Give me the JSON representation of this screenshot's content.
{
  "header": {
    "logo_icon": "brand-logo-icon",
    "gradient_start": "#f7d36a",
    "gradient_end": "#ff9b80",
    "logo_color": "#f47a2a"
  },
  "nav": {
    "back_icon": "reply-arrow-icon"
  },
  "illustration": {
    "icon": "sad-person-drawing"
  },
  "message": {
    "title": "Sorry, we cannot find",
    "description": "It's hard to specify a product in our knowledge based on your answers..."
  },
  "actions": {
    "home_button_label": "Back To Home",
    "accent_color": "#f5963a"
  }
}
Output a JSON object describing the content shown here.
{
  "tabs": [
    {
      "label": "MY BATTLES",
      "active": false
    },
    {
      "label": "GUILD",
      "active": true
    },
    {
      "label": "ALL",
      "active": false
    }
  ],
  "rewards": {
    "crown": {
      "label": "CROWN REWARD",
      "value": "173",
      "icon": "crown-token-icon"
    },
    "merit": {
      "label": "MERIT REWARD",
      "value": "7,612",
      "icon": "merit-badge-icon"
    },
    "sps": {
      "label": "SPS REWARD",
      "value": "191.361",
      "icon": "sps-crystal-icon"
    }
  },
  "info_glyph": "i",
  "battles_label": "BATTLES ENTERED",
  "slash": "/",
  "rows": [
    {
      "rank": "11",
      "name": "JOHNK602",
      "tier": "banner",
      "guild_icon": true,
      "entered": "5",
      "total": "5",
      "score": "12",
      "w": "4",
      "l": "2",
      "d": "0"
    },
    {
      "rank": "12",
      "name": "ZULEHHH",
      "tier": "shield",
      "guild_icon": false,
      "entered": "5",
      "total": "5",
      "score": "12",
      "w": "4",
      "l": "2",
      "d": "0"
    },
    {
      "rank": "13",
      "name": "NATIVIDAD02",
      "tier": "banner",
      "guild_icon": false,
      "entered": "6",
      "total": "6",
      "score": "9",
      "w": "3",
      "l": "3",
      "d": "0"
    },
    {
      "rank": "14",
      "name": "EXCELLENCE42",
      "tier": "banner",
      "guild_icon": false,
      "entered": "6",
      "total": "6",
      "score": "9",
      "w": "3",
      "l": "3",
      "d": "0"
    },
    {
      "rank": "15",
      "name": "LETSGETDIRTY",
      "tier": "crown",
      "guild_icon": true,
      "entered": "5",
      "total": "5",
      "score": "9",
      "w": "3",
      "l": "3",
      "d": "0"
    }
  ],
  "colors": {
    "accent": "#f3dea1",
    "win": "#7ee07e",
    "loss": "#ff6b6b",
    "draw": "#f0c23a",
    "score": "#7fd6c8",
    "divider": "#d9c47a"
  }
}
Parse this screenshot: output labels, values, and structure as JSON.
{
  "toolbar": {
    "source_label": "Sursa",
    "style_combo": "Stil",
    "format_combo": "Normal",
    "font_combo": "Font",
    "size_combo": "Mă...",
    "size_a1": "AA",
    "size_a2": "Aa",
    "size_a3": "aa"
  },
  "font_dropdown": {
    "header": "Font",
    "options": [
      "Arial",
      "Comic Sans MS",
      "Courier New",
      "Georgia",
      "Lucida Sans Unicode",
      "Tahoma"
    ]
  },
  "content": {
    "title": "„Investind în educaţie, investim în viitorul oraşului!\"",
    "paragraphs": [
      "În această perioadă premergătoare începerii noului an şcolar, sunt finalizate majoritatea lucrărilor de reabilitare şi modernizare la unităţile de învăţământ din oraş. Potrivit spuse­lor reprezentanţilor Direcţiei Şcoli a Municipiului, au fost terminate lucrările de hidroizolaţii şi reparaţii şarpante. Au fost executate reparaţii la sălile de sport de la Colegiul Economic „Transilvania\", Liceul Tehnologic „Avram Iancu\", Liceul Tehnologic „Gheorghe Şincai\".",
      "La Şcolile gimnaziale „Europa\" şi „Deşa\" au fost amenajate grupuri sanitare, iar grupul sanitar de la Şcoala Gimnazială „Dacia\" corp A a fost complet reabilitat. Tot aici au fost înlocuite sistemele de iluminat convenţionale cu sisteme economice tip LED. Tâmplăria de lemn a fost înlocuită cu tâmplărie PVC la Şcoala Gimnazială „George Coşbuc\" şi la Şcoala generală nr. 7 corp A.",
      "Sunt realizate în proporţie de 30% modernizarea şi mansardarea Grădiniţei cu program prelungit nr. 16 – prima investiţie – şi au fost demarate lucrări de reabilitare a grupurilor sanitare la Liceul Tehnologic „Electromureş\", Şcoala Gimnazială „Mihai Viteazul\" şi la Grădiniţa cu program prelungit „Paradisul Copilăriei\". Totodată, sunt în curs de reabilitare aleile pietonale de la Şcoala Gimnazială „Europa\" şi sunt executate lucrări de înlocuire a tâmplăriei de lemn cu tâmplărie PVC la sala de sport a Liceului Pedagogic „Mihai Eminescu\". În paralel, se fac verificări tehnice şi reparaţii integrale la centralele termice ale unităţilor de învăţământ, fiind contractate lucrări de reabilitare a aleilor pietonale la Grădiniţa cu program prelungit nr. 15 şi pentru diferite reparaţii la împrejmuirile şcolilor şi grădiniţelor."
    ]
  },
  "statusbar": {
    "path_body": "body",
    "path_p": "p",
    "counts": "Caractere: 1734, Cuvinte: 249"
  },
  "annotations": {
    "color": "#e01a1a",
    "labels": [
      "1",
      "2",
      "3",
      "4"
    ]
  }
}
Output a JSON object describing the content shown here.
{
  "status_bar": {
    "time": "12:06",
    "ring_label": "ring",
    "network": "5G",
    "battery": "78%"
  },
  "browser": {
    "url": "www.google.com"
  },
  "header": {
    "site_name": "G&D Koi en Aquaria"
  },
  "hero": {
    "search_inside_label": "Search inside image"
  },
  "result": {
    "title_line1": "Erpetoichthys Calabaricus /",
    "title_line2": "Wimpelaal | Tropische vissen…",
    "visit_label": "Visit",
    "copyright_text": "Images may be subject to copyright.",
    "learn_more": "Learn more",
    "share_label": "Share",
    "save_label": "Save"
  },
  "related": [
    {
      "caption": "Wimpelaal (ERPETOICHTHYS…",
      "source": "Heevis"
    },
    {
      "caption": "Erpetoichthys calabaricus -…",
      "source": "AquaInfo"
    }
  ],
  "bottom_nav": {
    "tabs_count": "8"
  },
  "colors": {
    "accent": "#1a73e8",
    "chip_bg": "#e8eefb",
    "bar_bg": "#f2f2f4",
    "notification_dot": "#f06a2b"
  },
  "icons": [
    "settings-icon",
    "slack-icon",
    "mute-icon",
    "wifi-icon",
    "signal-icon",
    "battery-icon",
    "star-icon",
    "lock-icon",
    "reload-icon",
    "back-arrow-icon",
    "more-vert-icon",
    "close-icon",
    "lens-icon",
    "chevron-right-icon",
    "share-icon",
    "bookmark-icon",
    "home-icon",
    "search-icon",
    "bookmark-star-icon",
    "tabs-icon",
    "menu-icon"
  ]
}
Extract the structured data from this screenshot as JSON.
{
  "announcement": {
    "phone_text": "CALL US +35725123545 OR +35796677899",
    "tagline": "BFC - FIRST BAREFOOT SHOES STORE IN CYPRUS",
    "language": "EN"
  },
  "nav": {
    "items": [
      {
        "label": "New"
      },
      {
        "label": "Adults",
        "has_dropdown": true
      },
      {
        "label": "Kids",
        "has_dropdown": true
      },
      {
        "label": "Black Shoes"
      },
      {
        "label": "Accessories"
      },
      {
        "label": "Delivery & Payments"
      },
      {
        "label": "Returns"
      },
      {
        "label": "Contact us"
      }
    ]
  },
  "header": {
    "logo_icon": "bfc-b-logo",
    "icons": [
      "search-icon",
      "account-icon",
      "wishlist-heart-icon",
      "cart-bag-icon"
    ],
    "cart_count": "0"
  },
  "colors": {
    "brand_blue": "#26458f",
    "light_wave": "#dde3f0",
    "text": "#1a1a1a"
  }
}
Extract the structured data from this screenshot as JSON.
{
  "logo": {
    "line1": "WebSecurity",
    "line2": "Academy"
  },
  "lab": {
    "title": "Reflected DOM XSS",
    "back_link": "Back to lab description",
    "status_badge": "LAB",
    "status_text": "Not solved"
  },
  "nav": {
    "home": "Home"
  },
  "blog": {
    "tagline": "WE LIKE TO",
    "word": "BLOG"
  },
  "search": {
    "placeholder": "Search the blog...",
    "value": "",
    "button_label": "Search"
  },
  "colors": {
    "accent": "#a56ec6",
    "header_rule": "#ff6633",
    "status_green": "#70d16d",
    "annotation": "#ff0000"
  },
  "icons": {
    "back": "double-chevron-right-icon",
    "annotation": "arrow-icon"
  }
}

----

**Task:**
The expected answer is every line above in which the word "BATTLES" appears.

**Written response:**
      "label": "MY BATTLES",
  "battles_label": "BATTLES ENTERED",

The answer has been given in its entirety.